● **Records supplied**:
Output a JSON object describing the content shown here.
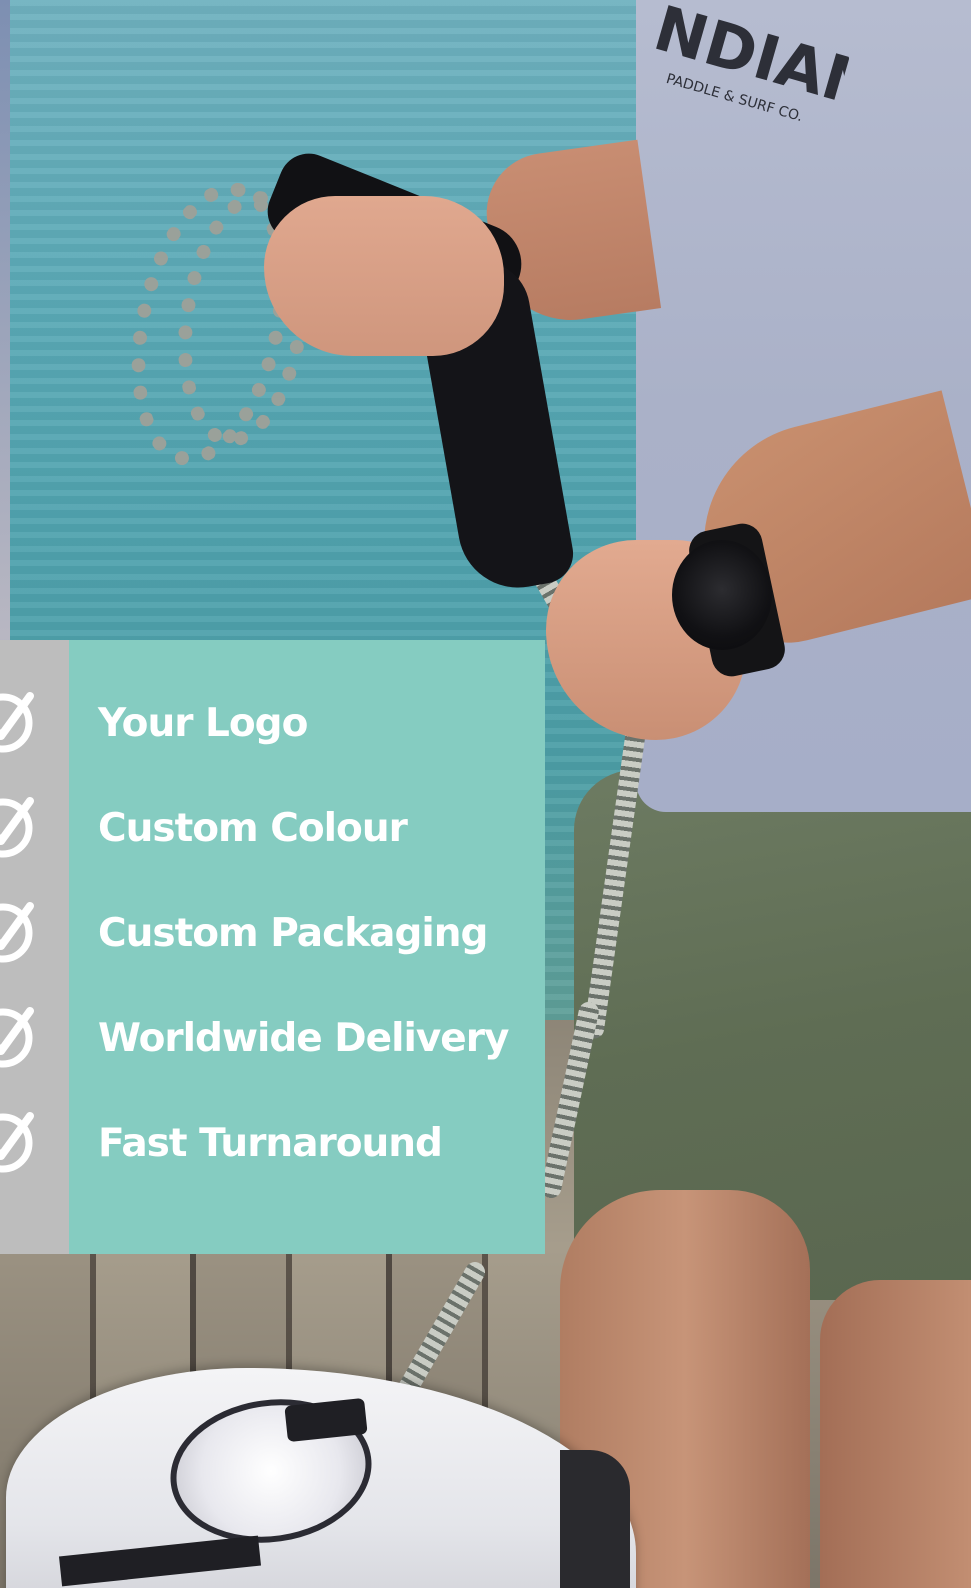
{
  "features": [
    {
      "label": "Your Logo",
      "icon": "check-circle-icon"
    },
    {
      "label": "Custom Colour",
      "icon": "check-circle-icon"
    },
    {
      "label": "Custom Packaging",
      "icon": "check-circle-icon"
    },
    {
      "label": "Worldwide Delivery",
      "icon": "check-circle-icon"
    },
    {
      "label": "Fast Turnaround",
      "icon": "check-circle-icon"
    }
  ],
  "shirt_print": {
    "brand": "NDIANA",
    "tagline": "PADDLE & SURF CO."
  },
  "colors": {
    "panel_teal": "#85ccc1",
    "panel_gray": "#bdbdbd",
    "text": "#ffffff"
  }
}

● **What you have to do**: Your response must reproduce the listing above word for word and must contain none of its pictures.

● **Response area**:
Output a JSON object describing the content shown here.
{
  "features": [
    {
      "label": "Your Logo",
      "icon": "check-circle-icon"
    },
    {
      "label": "Custom Colour",
      "icon": "check-circle-icon"
    },
    {
      "label": "Custom Packaging",
      "icon": "check-circle-icon"
    },
    {
      "label": "Worldwide Delivery",
      "icon": "check-circle-icon"
    },
    {
      "label": "Fast Turnaround",
      "icon": "check-circle-icon"
    }
  ],
  "shirt_print": {
    "brand": "NDIANA",
    "tagline": "PADDLE & SURF CO."
  },
  "colors": {
    "panel_teal": "#85ccc1",
    "panel_gray": "#bdbdbd",
    "text": "#ffffff"
  }
}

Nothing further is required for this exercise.